But Schroll never got the chance to perfect the technique. He was between a rock and a hard place that afternoon, as he played Levinson and O'Horo out of the gate and lost, then in the second round, faced the team that took third, and lost to them, too.

Maxie and Bassett advanced, beating O'Horo and Levinson and putting them into the losers' bracket. But Levinson and O'Horo fought their way out, defeating the third place team to advance to the finals.

The other competitors, who had all been eliminated, pulled up a line of lawn chairs beside the finals game to watch the cornhole juggernauts battle for the title.
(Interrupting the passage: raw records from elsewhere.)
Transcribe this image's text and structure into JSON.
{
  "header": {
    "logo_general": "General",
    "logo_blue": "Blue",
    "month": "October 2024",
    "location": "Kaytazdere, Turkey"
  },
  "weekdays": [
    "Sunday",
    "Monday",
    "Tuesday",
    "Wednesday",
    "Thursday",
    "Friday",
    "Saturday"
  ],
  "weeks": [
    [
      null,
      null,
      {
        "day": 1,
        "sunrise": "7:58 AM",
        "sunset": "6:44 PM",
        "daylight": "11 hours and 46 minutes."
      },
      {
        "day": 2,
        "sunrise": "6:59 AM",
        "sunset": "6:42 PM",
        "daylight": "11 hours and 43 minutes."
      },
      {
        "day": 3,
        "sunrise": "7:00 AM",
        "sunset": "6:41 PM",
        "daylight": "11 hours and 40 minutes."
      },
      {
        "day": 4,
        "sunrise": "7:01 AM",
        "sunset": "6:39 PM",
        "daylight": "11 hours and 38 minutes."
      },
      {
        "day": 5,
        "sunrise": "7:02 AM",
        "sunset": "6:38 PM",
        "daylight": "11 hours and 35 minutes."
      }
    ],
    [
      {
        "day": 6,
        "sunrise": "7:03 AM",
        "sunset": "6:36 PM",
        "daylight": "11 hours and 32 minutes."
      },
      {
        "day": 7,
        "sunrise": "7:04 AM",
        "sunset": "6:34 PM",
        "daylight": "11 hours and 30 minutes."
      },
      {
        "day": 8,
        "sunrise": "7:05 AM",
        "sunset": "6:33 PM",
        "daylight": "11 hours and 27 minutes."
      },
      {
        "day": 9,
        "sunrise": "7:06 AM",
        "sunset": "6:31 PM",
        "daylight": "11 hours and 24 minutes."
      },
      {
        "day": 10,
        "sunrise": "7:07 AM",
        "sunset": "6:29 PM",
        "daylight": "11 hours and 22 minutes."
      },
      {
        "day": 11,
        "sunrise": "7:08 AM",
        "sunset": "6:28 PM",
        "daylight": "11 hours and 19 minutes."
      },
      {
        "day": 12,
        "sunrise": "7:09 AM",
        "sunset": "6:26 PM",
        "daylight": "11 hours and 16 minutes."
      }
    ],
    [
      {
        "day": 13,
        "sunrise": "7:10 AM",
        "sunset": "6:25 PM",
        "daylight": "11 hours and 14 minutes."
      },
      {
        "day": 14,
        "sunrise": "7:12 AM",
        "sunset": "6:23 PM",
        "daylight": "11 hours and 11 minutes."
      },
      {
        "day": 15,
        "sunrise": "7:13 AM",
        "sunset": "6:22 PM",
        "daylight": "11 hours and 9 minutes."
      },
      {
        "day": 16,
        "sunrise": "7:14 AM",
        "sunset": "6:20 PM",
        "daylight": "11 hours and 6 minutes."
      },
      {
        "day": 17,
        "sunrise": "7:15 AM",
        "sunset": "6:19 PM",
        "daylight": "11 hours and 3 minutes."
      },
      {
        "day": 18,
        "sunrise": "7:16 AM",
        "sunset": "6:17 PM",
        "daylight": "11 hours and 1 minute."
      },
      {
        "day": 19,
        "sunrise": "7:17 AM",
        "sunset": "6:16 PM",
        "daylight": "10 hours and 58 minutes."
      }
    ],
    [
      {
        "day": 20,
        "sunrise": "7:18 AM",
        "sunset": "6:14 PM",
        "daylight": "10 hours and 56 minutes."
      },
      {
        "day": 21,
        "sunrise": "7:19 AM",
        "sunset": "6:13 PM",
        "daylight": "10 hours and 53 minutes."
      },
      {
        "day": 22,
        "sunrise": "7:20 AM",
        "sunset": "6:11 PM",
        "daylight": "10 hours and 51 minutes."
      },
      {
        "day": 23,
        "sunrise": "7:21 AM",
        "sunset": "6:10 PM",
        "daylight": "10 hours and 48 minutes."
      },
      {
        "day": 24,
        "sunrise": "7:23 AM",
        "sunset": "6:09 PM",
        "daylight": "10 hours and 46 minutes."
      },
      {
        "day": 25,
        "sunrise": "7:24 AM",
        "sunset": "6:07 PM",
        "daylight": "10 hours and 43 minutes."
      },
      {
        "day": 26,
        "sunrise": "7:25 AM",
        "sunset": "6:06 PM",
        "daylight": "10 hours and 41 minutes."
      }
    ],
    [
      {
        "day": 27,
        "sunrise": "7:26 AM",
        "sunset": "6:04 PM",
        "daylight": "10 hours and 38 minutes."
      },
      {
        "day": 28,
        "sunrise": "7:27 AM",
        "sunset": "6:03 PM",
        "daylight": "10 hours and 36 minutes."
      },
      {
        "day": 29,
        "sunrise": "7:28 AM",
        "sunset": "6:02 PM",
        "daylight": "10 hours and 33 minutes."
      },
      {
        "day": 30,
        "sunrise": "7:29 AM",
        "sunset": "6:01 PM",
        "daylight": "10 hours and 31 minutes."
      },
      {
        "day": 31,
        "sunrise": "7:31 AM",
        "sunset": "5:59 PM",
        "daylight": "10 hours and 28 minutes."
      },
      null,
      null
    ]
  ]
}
Both teams competed fiercely, sometimes in volleys of three bags sunk in the hole each per turn, but O'Horo and Levinson started to pull away. A three-point shot won the first game for O'Horo and Levinson.

However, Bassett and Maxie had not lost before, and the double-elimination format required a rematch, so the bags started flying again.

The teams ridiculed each other in speech that would make a pirate blush – like only two teams that have played each other many, many times, on friendly terms, can.

"They are best friends, neighbors, and we play them all the time," said O'Horo, who, according to his Facebook account, attended Springfield College in Springfield, Massachusetts.

He had the honor of sinking the final shot to beat Bassett and Maxie 21-13.

As he let go of the bag, he called his shot.

"That's game," he said, just as the bag reached its apogee.

It was the third time in four years his team had won the Backyard Bash.

"When you see it going through the air, you almost know it's dropping right on and you're golden," O'Horo said. "It's nerve-wracking when it leaves your hand, but once you know it's on a good path, then all of a sudden you put a little smile on your face."

Levinson and O'Horo received their pint glasses with the event's name on them and a pair of socks each.

To prepare for the tournament, Levinson said the two "drank a lot."

O'Horo added that they had also spent countless hours playing the game in their front yard.

"It takes a bunch to get a cornhole body," he joked. "It's pretty tough out here."

Bassett said he and Maxie had no one to blame but themselves.

"We've got to get back to training," Bassett cracked. "We have to get back to the film sessions too."

In reality, that meant playing more games in the front yard against their neighbors.

One of the contestants offered a simple rhyme to sum up the competition.

"There are good ships and there are wood ships," he said. "But the best ships are friendships."